Dataset rows describing interfaces:

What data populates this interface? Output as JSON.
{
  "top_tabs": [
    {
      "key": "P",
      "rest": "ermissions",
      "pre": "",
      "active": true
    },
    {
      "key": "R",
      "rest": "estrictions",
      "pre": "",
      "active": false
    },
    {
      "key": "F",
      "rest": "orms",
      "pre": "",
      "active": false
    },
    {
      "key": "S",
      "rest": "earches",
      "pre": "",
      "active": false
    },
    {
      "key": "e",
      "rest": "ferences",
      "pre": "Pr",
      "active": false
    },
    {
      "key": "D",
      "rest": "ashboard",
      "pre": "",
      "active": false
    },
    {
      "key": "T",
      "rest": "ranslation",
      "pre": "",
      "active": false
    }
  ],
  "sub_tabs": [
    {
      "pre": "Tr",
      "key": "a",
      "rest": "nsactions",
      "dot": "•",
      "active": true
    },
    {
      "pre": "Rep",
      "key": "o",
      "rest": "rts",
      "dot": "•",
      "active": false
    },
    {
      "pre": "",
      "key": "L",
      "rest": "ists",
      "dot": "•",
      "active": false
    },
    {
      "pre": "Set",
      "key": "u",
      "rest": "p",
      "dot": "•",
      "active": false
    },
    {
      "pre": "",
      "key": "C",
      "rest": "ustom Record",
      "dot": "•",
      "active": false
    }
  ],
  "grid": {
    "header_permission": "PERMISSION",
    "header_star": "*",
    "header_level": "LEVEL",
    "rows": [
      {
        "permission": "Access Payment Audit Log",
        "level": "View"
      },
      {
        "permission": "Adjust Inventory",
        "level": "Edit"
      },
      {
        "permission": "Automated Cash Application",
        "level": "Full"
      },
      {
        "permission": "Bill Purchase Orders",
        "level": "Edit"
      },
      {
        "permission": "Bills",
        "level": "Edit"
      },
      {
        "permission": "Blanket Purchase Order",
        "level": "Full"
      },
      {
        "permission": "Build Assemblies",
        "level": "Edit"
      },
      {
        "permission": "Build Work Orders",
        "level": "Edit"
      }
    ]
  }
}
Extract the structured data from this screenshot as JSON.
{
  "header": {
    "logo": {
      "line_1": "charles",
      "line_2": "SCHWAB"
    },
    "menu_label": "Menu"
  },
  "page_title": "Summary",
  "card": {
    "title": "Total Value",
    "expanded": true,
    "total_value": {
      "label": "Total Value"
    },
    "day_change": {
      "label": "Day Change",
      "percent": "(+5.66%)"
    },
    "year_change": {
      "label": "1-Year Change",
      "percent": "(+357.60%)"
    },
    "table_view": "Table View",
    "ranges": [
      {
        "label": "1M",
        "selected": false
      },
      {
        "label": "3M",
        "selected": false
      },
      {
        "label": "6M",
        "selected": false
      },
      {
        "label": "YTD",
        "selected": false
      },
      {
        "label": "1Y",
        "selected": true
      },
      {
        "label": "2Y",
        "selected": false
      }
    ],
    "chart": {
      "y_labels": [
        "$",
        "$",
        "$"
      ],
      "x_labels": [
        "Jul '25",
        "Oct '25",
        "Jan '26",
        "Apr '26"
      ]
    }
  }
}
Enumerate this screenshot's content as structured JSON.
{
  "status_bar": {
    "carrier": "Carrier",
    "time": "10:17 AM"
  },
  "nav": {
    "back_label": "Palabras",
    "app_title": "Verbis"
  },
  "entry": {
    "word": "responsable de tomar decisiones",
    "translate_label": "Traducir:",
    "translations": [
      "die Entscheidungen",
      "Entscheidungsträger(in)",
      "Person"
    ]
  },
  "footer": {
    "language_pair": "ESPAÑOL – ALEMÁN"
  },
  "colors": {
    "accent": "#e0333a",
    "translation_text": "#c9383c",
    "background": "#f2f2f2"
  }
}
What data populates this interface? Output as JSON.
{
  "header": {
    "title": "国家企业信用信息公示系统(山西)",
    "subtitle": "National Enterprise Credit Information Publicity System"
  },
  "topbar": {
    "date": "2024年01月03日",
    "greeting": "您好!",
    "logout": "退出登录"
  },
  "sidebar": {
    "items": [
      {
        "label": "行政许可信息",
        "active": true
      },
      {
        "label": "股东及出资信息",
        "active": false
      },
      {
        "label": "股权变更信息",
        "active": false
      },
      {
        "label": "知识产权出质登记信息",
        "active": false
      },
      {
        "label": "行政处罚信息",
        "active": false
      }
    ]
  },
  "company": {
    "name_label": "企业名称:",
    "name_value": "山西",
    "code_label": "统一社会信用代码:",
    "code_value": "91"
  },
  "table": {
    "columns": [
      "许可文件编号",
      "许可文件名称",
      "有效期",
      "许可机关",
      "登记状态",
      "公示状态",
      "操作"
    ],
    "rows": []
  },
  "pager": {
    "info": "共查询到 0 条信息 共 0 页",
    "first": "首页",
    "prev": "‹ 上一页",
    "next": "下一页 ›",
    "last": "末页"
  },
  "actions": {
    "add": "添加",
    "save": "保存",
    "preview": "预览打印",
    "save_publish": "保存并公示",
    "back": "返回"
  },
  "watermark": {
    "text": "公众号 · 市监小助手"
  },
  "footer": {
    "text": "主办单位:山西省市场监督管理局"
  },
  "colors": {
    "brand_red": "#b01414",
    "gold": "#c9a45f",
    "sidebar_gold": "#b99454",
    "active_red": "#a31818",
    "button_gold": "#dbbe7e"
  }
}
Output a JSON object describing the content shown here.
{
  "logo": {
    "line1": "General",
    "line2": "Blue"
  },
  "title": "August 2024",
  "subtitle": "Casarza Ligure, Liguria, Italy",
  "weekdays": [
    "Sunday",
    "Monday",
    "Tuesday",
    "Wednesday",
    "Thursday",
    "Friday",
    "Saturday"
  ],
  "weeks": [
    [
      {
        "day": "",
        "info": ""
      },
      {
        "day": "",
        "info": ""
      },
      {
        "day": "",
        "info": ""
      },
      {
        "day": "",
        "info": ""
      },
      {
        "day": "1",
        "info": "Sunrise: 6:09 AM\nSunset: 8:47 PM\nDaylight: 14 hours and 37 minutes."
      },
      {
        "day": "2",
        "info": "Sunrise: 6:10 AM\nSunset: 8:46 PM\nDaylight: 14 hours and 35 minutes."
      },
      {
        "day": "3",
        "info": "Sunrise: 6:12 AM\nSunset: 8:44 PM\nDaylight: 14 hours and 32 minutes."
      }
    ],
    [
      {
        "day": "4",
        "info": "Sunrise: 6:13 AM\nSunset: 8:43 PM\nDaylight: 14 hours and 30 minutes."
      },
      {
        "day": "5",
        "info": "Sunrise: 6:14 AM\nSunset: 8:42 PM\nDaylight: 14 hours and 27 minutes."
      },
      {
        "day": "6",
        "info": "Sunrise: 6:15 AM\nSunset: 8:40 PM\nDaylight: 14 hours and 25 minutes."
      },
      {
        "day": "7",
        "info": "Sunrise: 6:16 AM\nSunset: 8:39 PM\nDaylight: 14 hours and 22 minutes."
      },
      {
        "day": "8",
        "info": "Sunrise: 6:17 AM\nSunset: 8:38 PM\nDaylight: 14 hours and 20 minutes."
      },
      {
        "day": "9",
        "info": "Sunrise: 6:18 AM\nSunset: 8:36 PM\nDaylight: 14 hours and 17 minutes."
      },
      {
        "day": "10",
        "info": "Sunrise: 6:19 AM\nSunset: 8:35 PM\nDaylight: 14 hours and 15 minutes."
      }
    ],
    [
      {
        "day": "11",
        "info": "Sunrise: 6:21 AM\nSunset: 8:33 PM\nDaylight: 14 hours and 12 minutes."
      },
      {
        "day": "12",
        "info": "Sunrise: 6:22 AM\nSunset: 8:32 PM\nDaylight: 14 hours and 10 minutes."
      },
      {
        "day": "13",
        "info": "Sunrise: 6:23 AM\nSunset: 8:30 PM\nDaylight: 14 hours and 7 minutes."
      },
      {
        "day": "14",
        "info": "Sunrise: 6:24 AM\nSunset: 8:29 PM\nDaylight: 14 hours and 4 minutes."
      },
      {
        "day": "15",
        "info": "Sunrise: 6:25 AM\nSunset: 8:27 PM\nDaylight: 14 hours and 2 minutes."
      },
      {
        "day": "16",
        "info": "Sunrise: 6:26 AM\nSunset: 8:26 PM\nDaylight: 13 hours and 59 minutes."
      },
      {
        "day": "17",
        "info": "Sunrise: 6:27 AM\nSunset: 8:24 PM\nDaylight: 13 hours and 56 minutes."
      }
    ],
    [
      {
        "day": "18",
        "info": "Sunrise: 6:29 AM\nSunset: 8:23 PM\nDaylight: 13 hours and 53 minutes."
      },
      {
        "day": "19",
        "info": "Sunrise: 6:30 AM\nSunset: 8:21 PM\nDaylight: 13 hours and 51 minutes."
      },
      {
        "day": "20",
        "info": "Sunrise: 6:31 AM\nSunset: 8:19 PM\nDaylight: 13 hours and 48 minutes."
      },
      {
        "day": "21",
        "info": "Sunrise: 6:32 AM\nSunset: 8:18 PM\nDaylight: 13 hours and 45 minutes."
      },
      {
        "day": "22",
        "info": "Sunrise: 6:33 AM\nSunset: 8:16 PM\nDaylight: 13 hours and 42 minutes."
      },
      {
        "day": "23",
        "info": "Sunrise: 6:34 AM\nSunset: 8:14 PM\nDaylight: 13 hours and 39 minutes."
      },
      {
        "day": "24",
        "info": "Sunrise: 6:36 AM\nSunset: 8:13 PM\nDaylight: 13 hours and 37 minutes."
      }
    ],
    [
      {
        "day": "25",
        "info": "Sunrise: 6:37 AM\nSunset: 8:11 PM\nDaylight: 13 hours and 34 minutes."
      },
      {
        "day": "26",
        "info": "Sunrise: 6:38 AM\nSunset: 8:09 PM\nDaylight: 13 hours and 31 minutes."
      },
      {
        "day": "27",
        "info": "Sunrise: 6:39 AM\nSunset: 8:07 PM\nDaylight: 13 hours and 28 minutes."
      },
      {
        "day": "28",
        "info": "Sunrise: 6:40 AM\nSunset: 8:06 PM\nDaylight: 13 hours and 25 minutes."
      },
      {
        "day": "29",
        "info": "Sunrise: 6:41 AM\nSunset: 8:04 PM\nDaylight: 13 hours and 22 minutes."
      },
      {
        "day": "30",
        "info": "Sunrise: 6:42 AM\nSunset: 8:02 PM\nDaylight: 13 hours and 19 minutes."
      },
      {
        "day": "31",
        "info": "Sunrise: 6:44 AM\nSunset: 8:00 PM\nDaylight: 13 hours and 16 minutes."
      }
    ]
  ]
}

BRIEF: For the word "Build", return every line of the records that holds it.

EXERCISE SOLUTION:
        "permission": "Build Assemblies",
        "permission": "Build Work Orders",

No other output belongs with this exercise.